• BRIEF: Below are records; how many of their lines hold the string "EventArgs"? Reply with nothing but the number.

• MATERIAL FOR THE TASK:
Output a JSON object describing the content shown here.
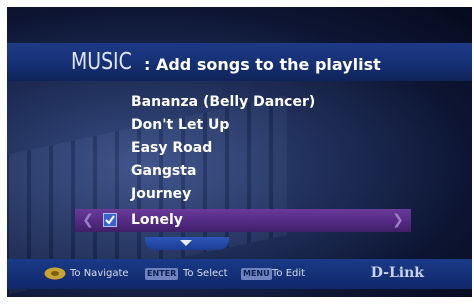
{
  "header": {
    "section": "MUSIC",
    "subtitle": ": Add songs to the playlist"
  },
  "songs": [
    {
      "title": "Bananza (Belly Dancer)",
      "selected": false
    },
    {
      "title": "Don't Let Up",
      "selected": false
    },
    {
      "title": "Easy Road",
      "selected": false
    },
    {
      "title": "Gangsta",
      "selected": false
    },
    {
      "title": "Journey",
      "selected": false
    },
    {
      "title": "Lonely",
      "selected": true,
      "checked": true
    }
  ],
  "footer": {
    "navigate_icon": "dpad-icon",
    "navigate_label": "To Navigate",
    "enter_key": "ENTER",
    "select_label": "To Select",
    "menu_key": "MENU",
    "edit_label": "To Edit",
    "brand": "D-Link"
  },
  "colors": {
    "band": "#163074",
    "highlight": "#512980",
    "text": "#ffffff"
  }
}
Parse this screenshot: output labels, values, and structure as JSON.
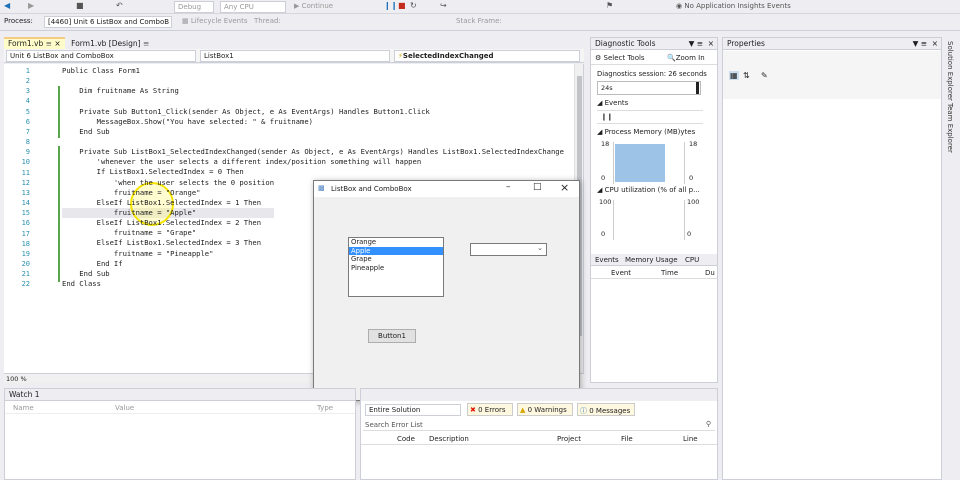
{
  "toolbar": {
    "debug_config": "Debug",
    "cpu": "Any CPU",
    "continue_label": "Continue",
    "app_insights": "No Application Insights Events"
  },
  "process_bar": {
    "process_label": "Process:",
    "process_value": "[4460] Unit 6 ListBox and ComboB",
    "lifecycle": "Lifecycle Events",
    "thread": "Thread:",
    "stack_frame": "Stack Frame:"
  },
  "editor": {
    "tabs": [
      {
        "label": "Form1.vb"
      },
      {
        "label": "Form1.vb [Design]"
      }
    ],
    "nav": {
      "project": "Unit 6 ListBox and ComboBox",
      "object": "ListBox1",
      "event": "SelectedIndexChanged"
    },
    "zoom": "100 %",
    "lines": [
      {
        "n": "1",
        "t": "Public Class Form1"
      },
      {
        "n": "2",
        "t": ""
      },
      {
        "n": "3",
        "t": "    Dim fruitname As String"
      },
      {
        "n": "4",
        "t": ""
      },
      {
        "n": "5",
        "t": "    Private Sub Button1_Click(sender As Object, e As EventArgs) Handles Button1.Click"
      },
      {
        "n": "6",
        "t": "        MessageBox.Show(\"You have selected: \" & fruitname)"
      },
      {
        "n": "7",
        "t": "    End Sub"
      },
      {
        "n": "8",
        "t": ""
      },
      {
        "n": "9",
        "t": "    Private Sub ListBox1_SelectedIndexChanged(sender As Object, e As EventArgs) Handles ListBox1.SelectedIndexChange"
      },
      {
        "n": "10",
        "t": "        'whenever the user selects a different index/position something will happen"
      },
      {
        "n": "11",
        "t": "        If ListBox1.SelectedIndex = 0 Then"
      },
      {
        "n": "12",
        "t": "            'when the user selects the 0 position"
      },
      {
        "n": "13",
        "t": "            fruitname = \"Orange\""
      },
      {
        "n": "14",
        "t": "        ElseIf ListBox1.SelectedIndex = 1 Then"
      },
      {
        "n": "15",
        "t": "            fruitname = \"Apple\""
      },
      {
        "n": "16",
        "t": "        ElseIf ListBox1.SelectedIndex = 2 Then"
      },
      {
        "n": "17",
        "t": "            fruitname = \"Grape\""
      },
      {
        "n": "18",
        "t": "        ElseIf ListBox1.SelectedIndex = 3 Then"
      },
      {
        "n": "19",
        "t": "            fruitname = \"Pineapple\""
      },
      {
        "n": "20",
        "t": "        End If"
      },
      {
        "n": "21",
        "t": "    End Sub"
      },
      {
        "n": "22",
        "t": "End Class"
      }
    ]
  },
  "running_form": {
    "title": "ListBox and ComboBox",
    "listbox_items": [
      "Orange",
      "Apple",
      "Grape",
      "Pineapple"
    ],
    "selected_index": 1,
    "button_label": "Button1"
  },
  "diagnostics": {
    "title": "Diagnostic Tools",
    "select_tools": "Select Tools",
    "zoom_in": "Zoom In",
    "session": "Diagnostics session: 26 seconds",
    "time_tick": "24s",
    "events_label": "Events",
    "memory_label": "Process Memory (MB)",
    "memory_suffix": "ytes",
    "mem_max": "18",
    "mem_min": "0",
    "cpu_label": "CPU utilization (% of all p...",
    "cpu_max": "100",
    "cpu_min": "0",
    "tabs": [
      "Events",
      "Memory Usage",
      "CPU"
    ],
    "cols": [
      "Event",
      "Time",
      "Du"
    ]
  },
  "properties": {
    "title": "Properties"
  },
  "side_tabs": [
    "Solution Explorer",
    "Team Explorer"
  ],
  "watch": {
    "title": "Watch 1",
    "cols": [
      "Name",
      "Value",
      "Type"
    ]
  },
  "error_list": {
    "scope": "Entire Solution",
    "errors": "0 Errors",
    "warnings": "0 Warnings",
    "messages": "0 Messages",
    "search": "Search Error List",
    "cols": [
      "Code",
      "Description",
      "Project",
      "File",
      "Line"
    ]
  }
}
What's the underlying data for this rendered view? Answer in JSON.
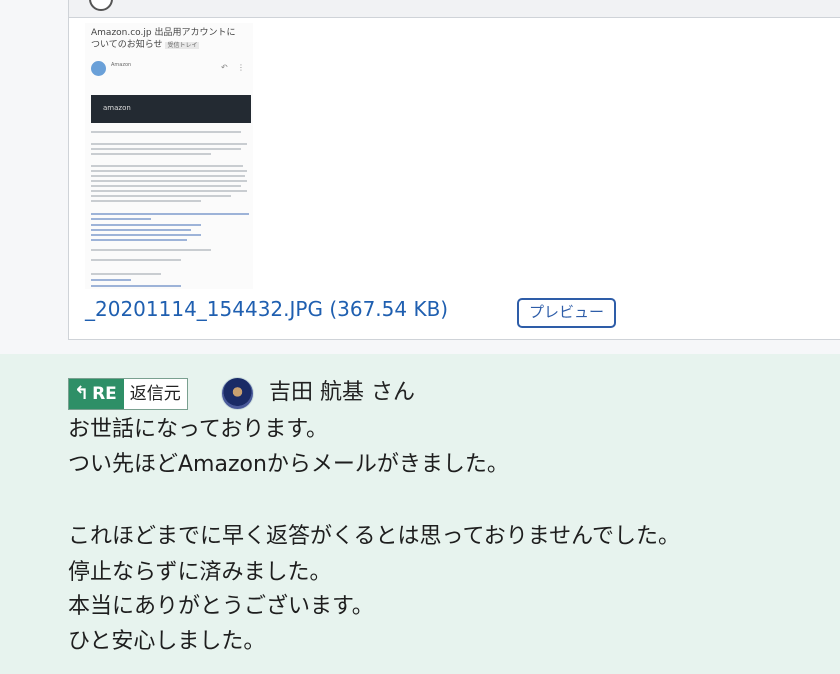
{
  "attachment": {
    "thumbnail_title": "Amazon.co.jp 出品用アカウントに ついてのお知らせ",
    "thumbnail_tag": "受信トレイ",
    "thumbnail_sender": "Amazon",
    "thumbnail_logo": "amazon",
    "file_name": "_20201114_154432.JPG (367.54 KB)",
    "preview_label": "プレビュー"
  },
  "reply": {
    "re_label": "RE",
    "reply_source_label": "返信元",
    "user_name": "吉田 航基 さん",
    "message_lines": [
      "お世話になっております。",
      "つい先ほどAmazonからメールがきました。",
      "",
      "これほどまでに早く返答がくるとは思っておりませんでした。",
      "停止ならずに済みました。",
      "本当にありがとうございます。",
      "ひと安心しました。"
    ]
  },
  "colors": {
    "accent_green": "#2e8f67",
    "reply_background": "#e7f3ee",
    "link_blue": "#1f5fb0"
  },
  "icons": {
    "reply_arrow": "reply-arrow-icon",
    "user_avatar": "user-avatar"
  }
}
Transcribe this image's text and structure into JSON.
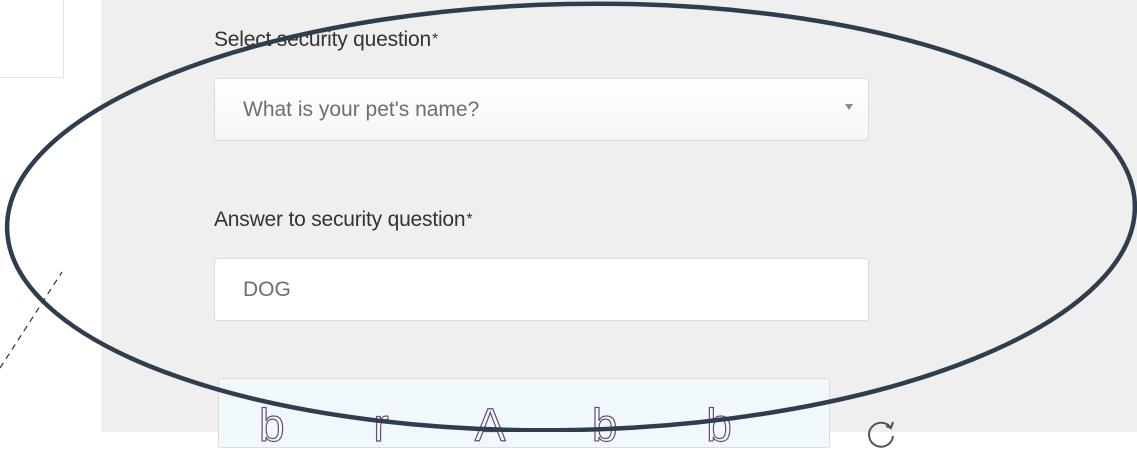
{
  "security_question": {
    "label": "Select security question",
    "required_mark": "*",
    "selected_value": "What is your pet's name?"
  },
  "security_answer": {
    "label": "Answer to security question",
    "required_mark": "*",
    "value": "DOG"
  },
  "captcha": {
    "text": "b r A b b"
  },
  "colors": {
    "panel_background": "#efefef",
    "annotation_ellipse": "#2f3e4e"
  }
}
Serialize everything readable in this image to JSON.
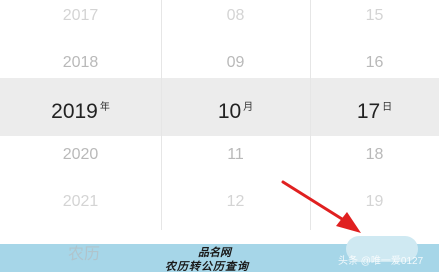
{
  "picker": {
    "year": {
      "items": [
        "2017",
        "2018",
        "2019",
        "2020",
        "2021"
      ],
      "unit": "年"
    },
    "month": {
      "items": [
        "08",
        "09",
        "10",
        "11",
        "12"
      ],
      "unit": "月"
    },
    "day": {
      "items": [
        "15",
        "16",
        "17",
        "18",
        "19"
      ],
      "unit": "日"
    }
  },
  "bottom": {
    "lunar_label": "农历",
    "watermark_title": "品名网",
    "watermark_subtitle": "农历转公历查询",
    "credit": "头条 @唯一爱0127"
  },
  "colors": {
    "highlight": "#ececec",
    "bar": "#a6d6e8",
    "arrow": "#e02020"
  },
  "icons": [
    "red-arrow-icon"
  ]
}
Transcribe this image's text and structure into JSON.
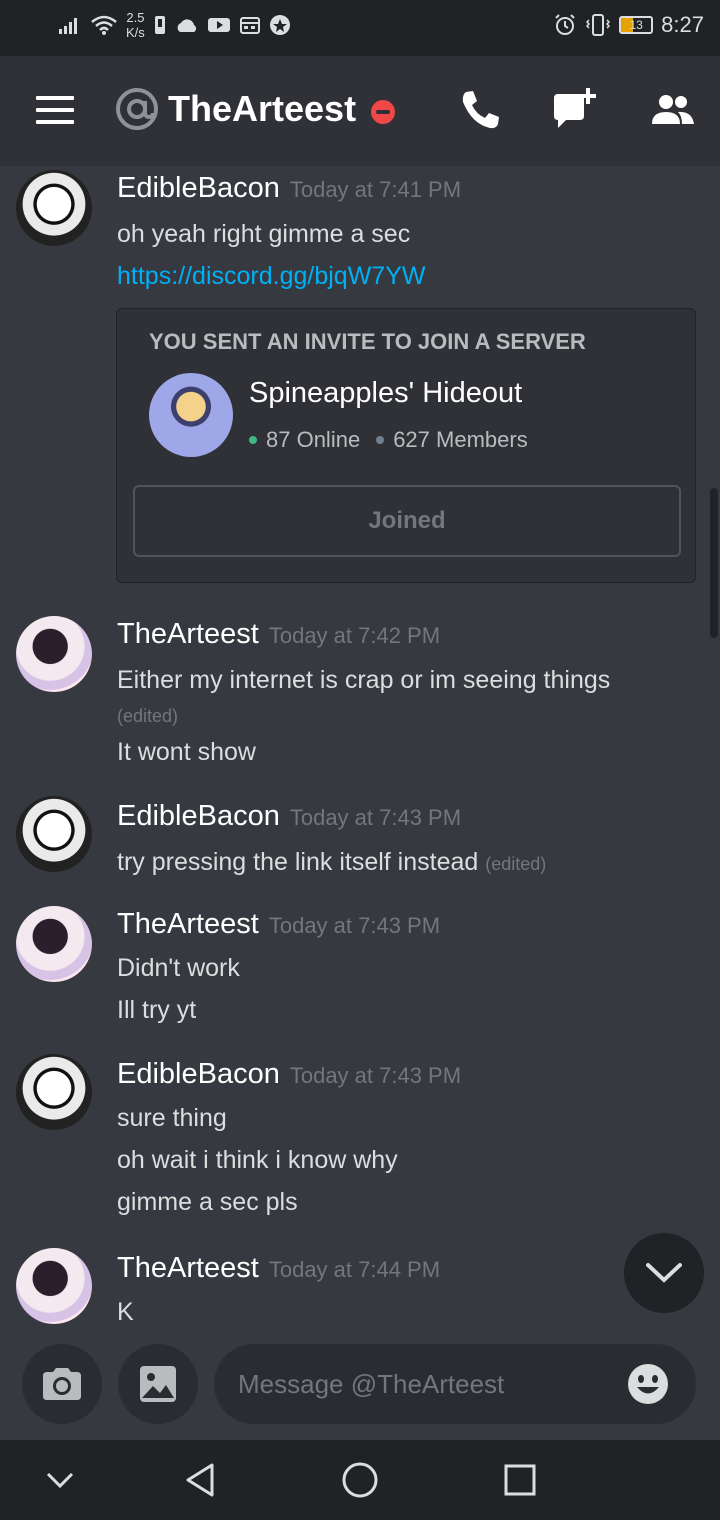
{
  "status_bar": {
    "speed_value": "2.5",
    "speed_unit": "K/s",
    "battery": "13",
    "time": "8:27",
    "icons": [
      "signal-icon",
      "wifi-icon",
      "notification-icon",
      "cloud-icon",
      "youtube-icon",
      "calendar-icon",
      "app-icon",
      "alarm-icon",
      "vibrate-icon",
      "battery-icon"
    ]
  },
  "header": {
    "title": "TheArteest",
    "status": "do-not-disturb",
    "icons": [
      "menu-icon",
      "at-icon",
      "phone-icon",
      "new-dm-icon",
      "members-icon"
    ]
  },
  "messages": [
    {
      "author": "EdibleBacon",
      "timestamp": "Today at 7:41 PM",
      "lines": [
        "oh yeah right gimme a sec"
      ],
      "link": "https://discord.gg/bjqW7YW",
      "invite": {
        "heading": "YOU SENT AN INVITE TO JOIN A SERVER",
        "server_name": "Spineapples' Hideout",
        "online": "87 Online",
        "members": "627 Members",
        "button_label": "Joined"
      }
    },
    {
      "author": "TheArteest",
      "timestamp": "Today at 7:42 PM",
      "lines": [
        "Either my internet is crap or im seeing things",
        "It wont show"
      ],
      "edited_label": "(edited)"
    },
    {
      "author": "EdibleBacon",
      "timestamp": "Today at 7:43 PM",
      "lines": [
        "try pressing the link itself instead"
      ],
      "edited_label": "(edited)"
    },
    {
      "author": "TheArteest",
      "timestamp": "Today at 7:43 PM",
      "lines": [
        "Didn't work",
        "Ill try yt"
      ]
    },
    {
      "author": "EdibleBacon",
      "timestamp": "Today at 7:43 PM",
      "lines": [
        "sure thing",
        "oh wait i think i know why",
        "gimme a sec pls"
      ]
    },
    {
      "author": "TheArteest",
      "timestamp": "Today at 7:44 PM",
      "lines": [
        "K"
      ]
    }
  ],
  "composer": {
    "placeholder": "Message @TheArteest",
    "value": ""
  },
  "colors": {
    "background": "#36393f",
    "header": "#2f3136",
    "link": "#00b0f4",
    "online": "#43b581",
    "dnd": "#f04747"
  }
}
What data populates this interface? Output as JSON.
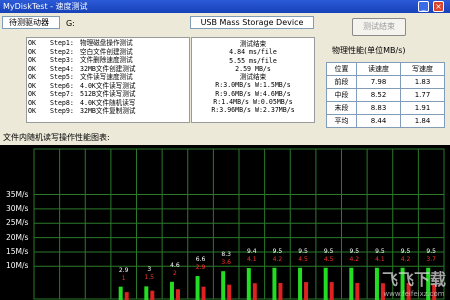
{
  "window": {
    "title": "MyDiskTest - 速度测试",
    "min": "_",
    "close": "×"
  },
  "drive": {
    "label": "待测驱动器",
    "letter": "G:",
    "device": "USB Mass Storage Device"
  },
  "test_button": "测试结束",
  "steps": [
    {
      "status": "OK",
      "step": "Step1:",
      "desc": "物理磁盘操作测试"
    },
    {
      "status": "OK",
      "step": "Step2:",
      "desc": "空白文件创建测试"
    },
    {
      "status": "OK",
      "step": "Step3:",
      "desc": "文件删除速度测试"
    },
    {
      "status": "OK",
      "step": "Step4:",
      "desc": "32MB文件创建测试"
    },
    {
      "status": "OK",
      "step": "Step5:",
      "desc": "文件读写速度测试"
    },
    {
      "status": "OK",
      "step": "Step6:",
      "desc": "4.0K文件读写测试"
    },
    {
      "status": "OK",
      "step": "Step7:",
      "desc": "512B文件读写测试"
    },
    {
      "status": "OK",
      "step": "Step8:",
      "desc": "4.0K文件随机读写"
    },
    {
      "status": "OK",
      "step": "Step9:",
      "desc": "32MB文件复制测试"
    }
  ],
  "results": [
    "测试结束",
    "4.84 ms/file",
    "5.55 ms/file",
    "2.59 MB/s",
    "测试结束",
    "R:3.0MB/s W:1.5MB/s",
    "R:9.6MB/s W:4.6MB/s",
    "R:1.4MB/s W:0.05MB/s",
    "R:3.96MB/s W:2.37MB/s"
  ],
  "perf": {
    "title": "物理性能(单位MB/s)",
    "headers": [
      "位置",
      "读速度",
      "写速度"
    ],
    "rows": [
      {
        "pos": "前段",
        "read": "7.98",
        "write": "1.83"
      },
      {
        "pos": "中段",
        "read": "8.52",
        "write": "1.77"
      },
      {
        "pos": "末段",
        "read": "8.83",
        "write": "1.91"
      },
      {
        "pos": "平均",
        "read": "8.44",
        "write": "1.84"
      }
    ]
  },
  "chart_title": "文件内随机读写操作性能图表:",
  "watermark": {
    "main": "飞飞下载",
    "sub": "www.feifeixz.com"
  },
  "chart_data": {
    "type": "bar",
    "title": "文件内随机读写操作性能图表:",
    "y_ticks": [
      "35M/s",
      "30M/s",
      "25M/s",
      "20M/s",
      "15M/s",
      "10M/s"
    ],
    "ylim": [
      0,
      35
    ],
    "grid": true,
    "series": [
      {
        "values": [
          2.9,
          3.0,
          4.6,
          6.6,
          8.3,
          9.4,
          9.5,
          9.5,
          9.5,
          9.5,
          9.5,
          9.5,
          9.5
        ],
        "color": "#ffffff"
      },
      {
        "values": [
          1.0,
          1.5,
          2.0,
          2.9,
          3.6,
          4.1,
          4.2,
          4.5,
          4.5,
          4.2,
          4.1,
          4.2,
          3.7
        ],
        "color": "#ff3030"
      }
    ]
  }
}
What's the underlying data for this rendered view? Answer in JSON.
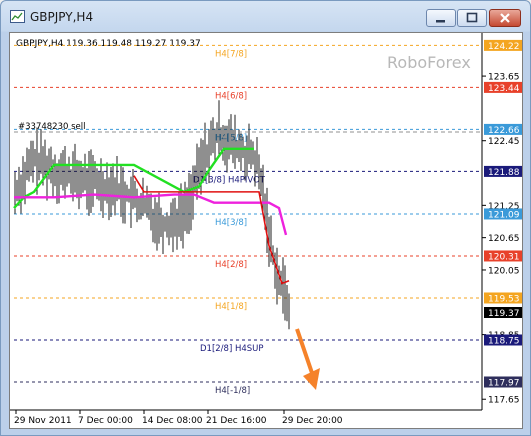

• TASK ANSWER: 2